What follows is a set of records. Retype them exactly, leaving out the pictures.
── INPUT DATA
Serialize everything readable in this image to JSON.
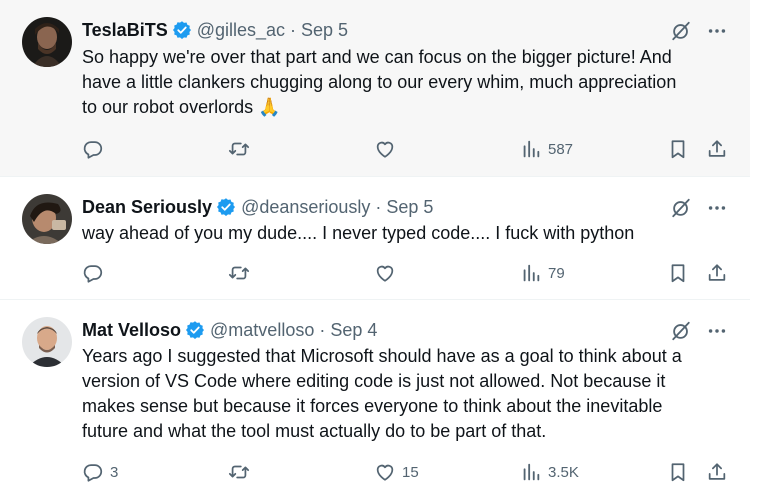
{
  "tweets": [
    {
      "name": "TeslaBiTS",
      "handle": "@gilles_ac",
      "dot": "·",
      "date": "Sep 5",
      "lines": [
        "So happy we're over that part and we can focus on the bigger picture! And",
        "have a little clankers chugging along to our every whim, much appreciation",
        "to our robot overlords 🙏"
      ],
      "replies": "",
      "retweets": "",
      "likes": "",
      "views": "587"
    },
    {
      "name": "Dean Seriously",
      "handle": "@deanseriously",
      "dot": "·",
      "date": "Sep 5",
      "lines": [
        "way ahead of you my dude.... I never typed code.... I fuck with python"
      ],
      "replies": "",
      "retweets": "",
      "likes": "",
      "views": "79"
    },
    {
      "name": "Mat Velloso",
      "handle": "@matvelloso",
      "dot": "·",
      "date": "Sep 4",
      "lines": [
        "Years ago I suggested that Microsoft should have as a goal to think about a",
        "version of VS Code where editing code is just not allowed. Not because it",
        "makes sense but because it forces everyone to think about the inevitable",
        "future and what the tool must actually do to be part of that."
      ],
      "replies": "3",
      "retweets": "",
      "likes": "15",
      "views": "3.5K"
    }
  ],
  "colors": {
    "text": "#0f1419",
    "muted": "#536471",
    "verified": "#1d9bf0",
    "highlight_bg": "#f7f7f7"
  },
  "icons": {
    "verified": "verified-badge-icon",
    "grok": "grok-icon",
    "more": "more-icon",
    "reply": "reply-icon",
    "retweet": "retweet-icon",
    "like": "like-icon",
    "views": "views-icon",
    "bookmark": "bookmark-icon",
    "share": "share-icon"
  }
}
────
(EXERCISE SOLUTION):
Serialize everything readable in this image to JSON.
{
  "tweets": [
    {
      "name": "TeslaBiTS",
      "handle": "@gilles_ac",
      "dot": "·",
      "date": "Sep 5",
      "lines": [
        "So happy we're over that part and we can focus on the bigger picture! And",
        "have a little clankers chugging along to our every whim, much appreciation",
        "to our robot overlords 🙏"
      ],
      "replies": "",
      "retweets": "",
      "likes": "",
      "views": "587"
    },
    {
      "name": "Dean Seriously",
      "handle": "@deanseriously",
      "dot": "·",
      "date": "Sep 5",
      "lines": [
        "way ahead of you my dude.... I never typed code.... I fuck with python"
      ],
      "replies": "",
      "retweets": "",
      "likes": "",
      "views": "79"
    },
    {
      "name": "Mat Velloso",
      "handle": "@matvelloso",
      "dot": "·",
      "date": "Sep 4",
      "lines": [
        "Years ago I suggested that Microsoft should have as a goal to think about a",
        "version of VS Code where editing code is just not allowed. Not because it",
        "makes sense but because it forces everyone to think about the inevitable",
        "future and what the tool must actually do to be part of that."
      ],
      "replies": "3",
      "retweets": "",
      "likes": "15",
      "views": "3.5K"
    }
  ],
  "colors": {
    "text": "#0f1419",
    "muted": "#536471",
    "verified": "#1d9bf0",
    "highlight_bg": "#f7f7f7"
  },
  "icons": {
    "verified": "verified-badge-icon",
    "grok": "grok-icon",
    "more": "more-icon",
    "reply": "reply-icon",
    "retweet": "retweet-icon",
    "like": "like-icon",
    "views": "views-icon",
    "bookmark": "bookmark-icon",
    "share": "share-icon"
  }
}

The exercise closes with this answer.